Standard & Poor’s took Japan’s credit rating down a notch on Thursday—the first time the Asian country's rating has been downgraded since 2002.
The country’s credit rating was slashed from “AA” to “AA-” by the U.S.-based credit appraiser, who said Japan needs to take more action to repair its finances and repay its debt.
“Standard & Poor's expects Japan's fiscal deficits to remain high in the next few years, which will further reduce the government's already weak fiscal flexibility,” the company said, referring to the credit rating downgrade.
S&P noted that Japan’s downgrade is in part due to its government debt ratio, which it said will continue to rise further.
Meanwhile, the rating agency foresees governmental debts dropping only “modestly” in 2013 to 8 percent of GDP from 9.1 percent of GDP, the company said. Other factors like deflation, an unchanged nominal economic size, and the country’s aging population pose challenges for its credit outlook.
“In our opinion, the Democratic Party of Japan-led government lacks a coherent strategy to address these negative aspects of the country's debt dynamics,” said S&P.

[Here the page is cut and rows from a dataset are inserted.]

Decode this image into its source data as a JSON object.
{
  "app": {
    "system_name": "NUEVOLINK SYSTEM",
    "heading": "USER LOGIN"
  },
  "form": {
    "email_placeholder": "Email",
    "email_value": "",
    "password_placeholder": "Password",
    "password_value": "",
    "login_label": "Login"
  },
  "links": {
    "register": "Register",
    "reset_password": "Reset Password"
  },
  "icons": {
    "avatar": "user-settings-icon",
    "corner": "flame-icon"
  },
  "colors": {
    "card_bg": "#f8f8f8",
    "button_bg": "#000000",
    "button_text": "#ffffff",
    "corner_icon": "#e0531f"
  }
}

This was the first downgrade for a G7 nation since Italy in 2006.